As against these approaches, it is essential to acknowledge the multiplicity of causes of crime and to differentiate offender types. A more credible analysis of causes must try to explain differentials in crime rates in different areas and the process by which specific individuals acquire criminal attitudes and/or behavior. The explanation must combine more than one factor on the sociological or psychological side of the question. It must, first, put the person in the centre of the investigation and then ask: How do people become the kind of individuals who commit crimes? What is it about the structure of a social system that determines the kinds of criminal acts that occur in the system and their distribution? What deters people from crime?

The individual must be placed at the centre of the investigation because only individualist theories can explain different patterns of crime in similar conditions. Class or social group theories cannot explain the only criminals in a family, given that all family members are exposed to the same economic, social or environmental conditions. Burglars are statistically expected to be young, school drop-outs and unemployed, but it is evident that not all the unemployed nor all school drop-outs commit crimes. That does not mean that social conditions are irrelevant, only that they are not deterministic. Social conditions of course do affect people and may even predispose some individuals towards crime. However, it remains true that most individual offenders choose to do what they do.

Having accepted that crime is not a product of single causes like poverty or social deprivation but of a complex of causes, any solution we seek must not rely on either preventative locks and bolts or corrective sentences in prison, but take a long term view. The long term solution is to bring up individuals with clear values of what is good and evil, as concerned for others as for themselves; who do not measure happiness in terms of buying power. At the same time we need a social environment in which the have-nots are not alienated from the haves, but all feel as if they belong together and are all cared for and protected by all. Cooperativeness and solidarity must replace individualism and competitiveness at the expense of others. If not, we encourage the cynicism of ‘might is right’, of crime as the clever individuals way of punishing the fool for being foolish.
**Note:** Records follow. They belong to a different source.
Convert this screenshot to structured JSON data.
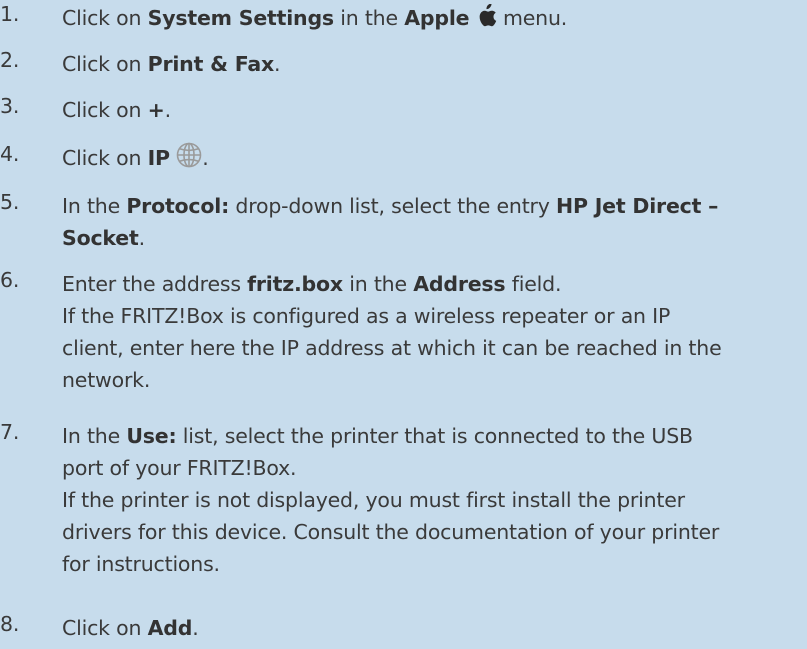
{
  "steps": [
    {
      "num": "1.",
      "parts": [
        "Click on ",
        "System Settings",
        " in the ",
        "Apple",
        " menu."
      ],
      "icon": "apple-logo-icon"
    },
    {
      "num": "2.",
      "parts": [
        "Click on ",
        "Print & Fax",
        "."
      ]
    },
    {
      "num": "3.",
      "parts": [
        "Click on ",
        "+",
        "."
      ]
    },
    {
      "num": "4.",
      "parts": [
        "Click on ",
        "IP",
        "."
      ],
      "icon": "globe-network-icon"
    },
    {
      "num": "5.",
      "line1": [
        "In the ",
        "Protocol:",
        " drop-down list, select the entry ",
        "HP Jet Direct –"
      ],
      "line2": [
        "Socket",
        "."
      ]
    },
    {
      "num": "6.",
      "line1": [
        "Enter the address ",
        "fritz.box",
        " in the ",
        "Address",
        " field."
      ],
      "note_lines": [
        "If the FRITZ!Box is configured as a wireless repeater or an IP",
        "client, enter here the IP address at which it can be reached in the",
        "network."
      ]
    },
    {
      "num": "7.",
      "line1": [
        "In the ",
        "Use:",
        " list, select the printer that is connected to the USB"
      ],
      "line2_text": "port of your FRITZ!Box.",
      "note_lines": [
        "If the printer is not displayed, you must first install the printer",
        "drivers for this device. Consult the documentation of your printer",
        "for instructions."
      ]
    },
    {
      "num": "8.",
      "parts": [
        "Click on ",
        "Add",
        "."
      ]
    }
  ]
}
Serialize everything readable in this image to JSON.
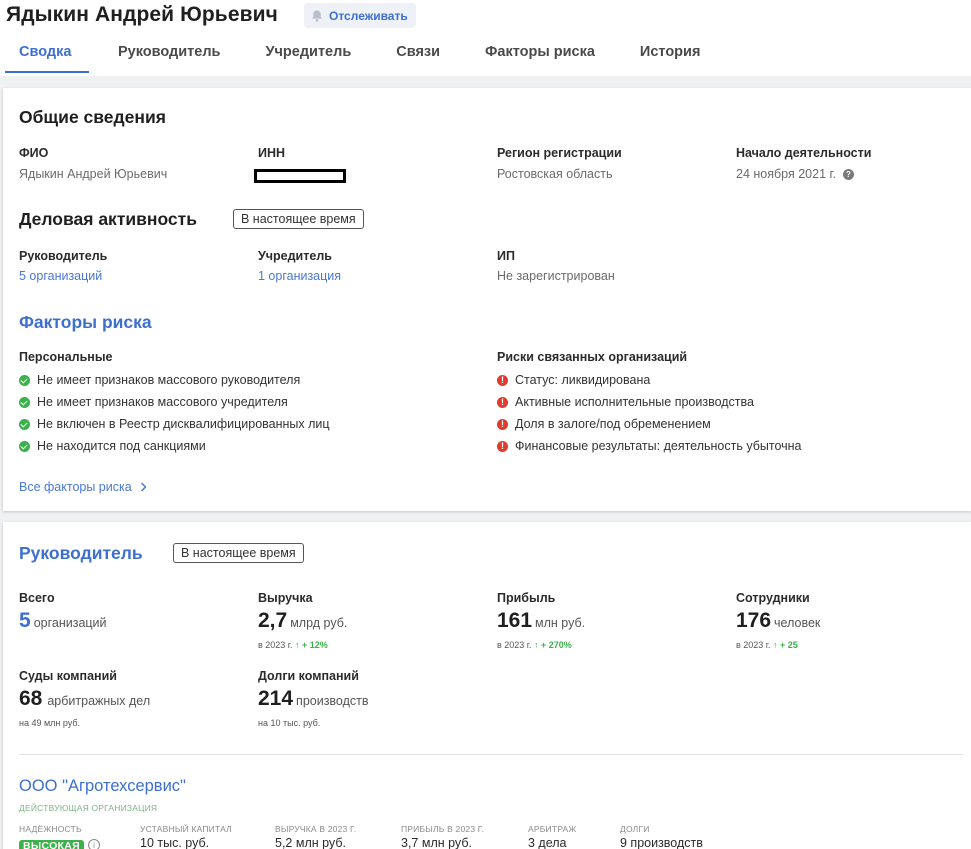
{
  "header": {
    "name": "Ядыкин Андрей Юрьевич",
    "follow_label": "Отслеживать",
    "tabs": [
      "Сводка",
      "Руководитель",
      "Учредитель",
      "Связи",
      "Факторы риска",
      "История"
    ]
  },
  "general": {
    "title": "Общие сведения",
    "fio_label": "ФИО",
    "fio_value": "Ядыкин Андрей Юрьевич",
    "inn_label": "ИНН",
    "region_label": "Регион регистрации",
    "region_value": "Ростовская область",
    "start_label": "Начало деятельности",
    "start_value": "24 ноября 2021 г."
  },
  "business": {
    "title": "Деловая активность",
    "period": "В настоящее время",
    "director_label": "Руководитель",
    "director_value": "5 организаций",
    "founder_label": "Учредитель",
    "founder_value": "1 организация",
    "ip_label": "ИП",
    "ip_value": "Не зарегистрирован"
  },
  "risks": {
    "title": "Факторы риска",
    "personal_label": "Персональные",
    "personal": [
      "Не имеет признаков массового руководителя",
      "Не имеет признаков массового учредителя",
      "Не включен в Реестр дисквалифицированных лиц",
      "Не находится под санкциями"
    ],
    "related_label": "Риски связанных организаций",
    "related": [
      "Статус: ликвидирована",
      "Активные исполнительные производства",
      "Доля в залоге/под обременением",
      "Финансовые результаты: деятельность убыточна"
    ],
    "all_link": "Все факторы риска"
  },
  "director": {
    "title": "Руководитель",
    "period": "В настоящее время",
    "total_label": "Всего",
    "total_num": "5",
    "total_unit": "организаций",
    "revenue_label": "Выручка",
    "revenue_num": "2,7",
    "revenue_unit": "млрд руб.",
    "revenue_note": "в 2023 г.",
    "revenue_growth": "↑ + 12%",
    "profit_label": "Прибыль",
    "profit_num": "161",
    "profit_unit": "млн руб.",
    "profit_note": "в 2023 г.",
    "profit_growth": "↑ + 270%",
    "staff_label": "Сотрудники",
    "staff_num": "176",
    "staff_unit": "человек",
    "staff_note": "в 2023 г.",
    "staff_growth": "↑ + 25",
    "courts_label": "Суды компаний",
    "courts_num": "68",
    "courts_unit": "арбитражных дел",
    "courts_note": "на 49 млн руб.",
    "debts_label": "Долги компаний",
    "debts_num": "214",
    "debts_unit": "производств",
    "debts_note": "на 10 тыс. руб."
  },
  "org": {
    "name": "ООО \"Агротехсервис\"",
    "status": "Действующая организация",
    "reliability_label": "Надёжность",
    "reliability_value": "ВЫСОКАЯ",
    "capital_label": "Уставный капитал",
    "capital_value": "10 тыс. руб.",
    "revenue_label": "Выручка в 2023 г.",
    "revenue_value": "5,2 млн руб.",
    "profit_label": "Прибыль в 2023 г.",
    "profit_value": "3,7 млн руб.",
    "arbitr_label": "Арбитраж",
    "arbitr_value": "3 дела",
    "debts_label": "Долги",
    "debts_value": "9 производств"
  },
  "colors": {
    "accent": "#3d6fd1",
    "ok": "#3bb14a",
    "danger": "#e23b2e"
  }
}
The intensity and extent of crime in Western societies is an indicator that something is seriously wrong with them. There ought, in conscience, to be no evasion of the responsibility to question the principles and directions on which they are run.